It’s not clear, however, whether Pistorius and Steenkamp had problems. Some have speculated that Steenkamp had received text messages from ex-boyfriend Francois Hougaard, a South African rugby player, and that this precipitated an argument between her and Pistorius. These rumors are entirely unconfirmed, and Hougaard has issued a statement denying any involvement in the shooting. Independent correspondent Daniel Howden tweeted that, in Tuesday’s hearing, a friend of Steenkamp’s said that “Steenkamp told her Oscar treated her like gold. Said she would marry him if he asked.” The two had been dating since November 2012.
Pistorius is jumpy. In an article for The Times of London, Fay Schlesinger and Rick Broadbent wrote:
The sprinter has spoken of his excess energy, his determination and his recklessness - the keys to his success, but also the reason he has lived on a knife edge.
He goes to bed as early as 8pm but struggles to sleep. After he got rid of his television and set his phone to turn off automatically he would read books voraciously. He told The New York Times that when a house security alarm went off recently, he grabbed the gun he kept by his bed and crept downstairs.

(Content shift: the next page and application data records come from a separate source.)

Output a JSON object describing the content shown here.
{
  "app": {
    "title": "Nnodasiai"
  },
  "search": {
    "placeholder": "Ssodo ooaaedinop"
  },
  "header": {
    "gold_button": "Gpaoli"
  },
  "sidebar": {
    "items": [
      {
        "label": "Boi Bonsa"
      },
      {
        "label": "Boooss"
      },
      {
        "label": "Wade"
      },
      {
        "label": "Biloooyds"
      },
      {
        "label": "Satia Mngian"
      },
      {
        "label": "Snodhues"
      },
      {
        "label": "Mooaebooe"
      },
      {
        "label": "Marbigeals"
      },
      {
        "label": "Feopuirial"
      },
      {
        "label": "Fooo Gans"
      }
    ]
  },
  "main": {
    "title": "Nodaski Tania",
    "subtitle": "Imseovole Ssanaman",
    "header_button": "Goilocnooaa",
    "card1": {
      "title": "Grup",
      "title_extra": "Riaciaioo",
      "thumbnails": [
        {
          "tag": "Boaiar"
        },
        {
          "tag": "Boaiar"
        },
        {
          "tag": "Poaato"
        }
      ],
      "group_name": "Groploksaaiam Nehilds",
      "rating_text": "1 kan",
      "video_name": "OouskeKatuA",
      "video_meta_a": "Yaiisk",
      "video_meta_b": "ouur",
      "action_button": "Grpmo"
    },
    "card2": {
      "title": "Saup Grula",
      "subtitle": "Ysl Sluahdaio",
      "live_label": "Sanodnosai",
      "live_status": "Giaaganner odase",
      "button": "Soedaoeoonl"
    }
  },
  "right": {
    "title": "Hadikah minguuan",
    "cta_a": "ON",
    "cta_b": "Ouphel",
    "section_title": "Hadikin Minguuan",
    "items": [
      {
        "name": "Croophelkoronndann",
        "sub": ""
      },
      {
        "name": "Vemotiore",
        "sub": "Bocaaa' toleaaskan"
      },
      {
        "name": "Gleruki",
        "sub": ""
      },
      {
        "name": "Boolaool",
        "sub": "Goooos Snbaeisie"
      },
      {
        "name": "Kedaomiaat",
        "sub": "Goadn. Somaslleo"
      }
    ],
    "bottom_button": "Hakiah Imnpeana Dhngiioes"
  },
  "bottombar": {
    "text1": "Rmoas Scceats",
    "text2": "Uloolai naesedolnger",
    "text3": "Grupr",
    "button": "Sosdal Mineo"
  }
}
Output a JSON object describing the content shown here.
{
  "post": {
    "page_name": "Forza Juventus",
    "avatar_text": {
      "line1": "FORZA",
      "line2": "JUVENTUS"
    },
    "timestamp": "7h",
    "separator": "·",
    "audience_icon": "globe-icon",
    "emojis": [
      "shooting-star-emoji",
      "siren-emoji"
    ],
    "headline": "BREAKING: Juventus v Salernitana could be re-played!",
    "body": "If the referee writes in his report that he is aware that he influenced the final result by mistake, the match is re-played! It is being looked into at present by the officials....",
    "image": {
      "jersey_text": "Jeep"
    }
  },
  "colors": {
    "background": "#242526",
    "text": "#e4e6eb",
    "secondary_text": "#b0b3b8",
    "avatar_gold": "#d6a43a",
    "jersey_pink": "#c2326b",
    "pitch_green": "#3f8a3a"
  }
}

It turned out to be nothing.
In November, he tweeted about mistaking his washing machine for a burglar. (“Nothing like getting home to hear the washing machine on and thinking its an intruder to go into full combat recon mode into the pantry!” he wrote) A few weeks before he shot Steenkamp, he almost shot a friend in a restaurant when a gun he was holding accidentally discharged.
Many South Africans are terrified of burglary. South Africa is a country with a violent history and a police force that is widely considered corrupt. As such, many South Africans take self-protection into their own hands. A GlobalPost article reported that South Africa’s “intruder detection services industry is estimated to be a 60 billion rand ($6.8 billion) market.” Many South Africans supplement this external security by arming themselves. In his affidavit, Pistorius claimed that “I have received death threats before. I have also been a victim of violence and of burglaries before. For that reason I kept my firearm, a 9 mm Parabellum, underneath my bed when I went to bed at night.” He went on to note that the bathroom did not have any bars on its windows, and that contractors had left ladders outside the house.
Pistorius’s house was located in Silver Woods Country Estate, a gated ”security village” that, according to its website, is “enclosed with a solid, electrified security wall with strict access control utilizing the latest security measures throughout the estate.” The house was in the east of Pretoria, one of South Africa’s three capital cities. It is worth approximately 5 million rand, or $560,000. It does not appear that Steenkamp lived with Pistorius.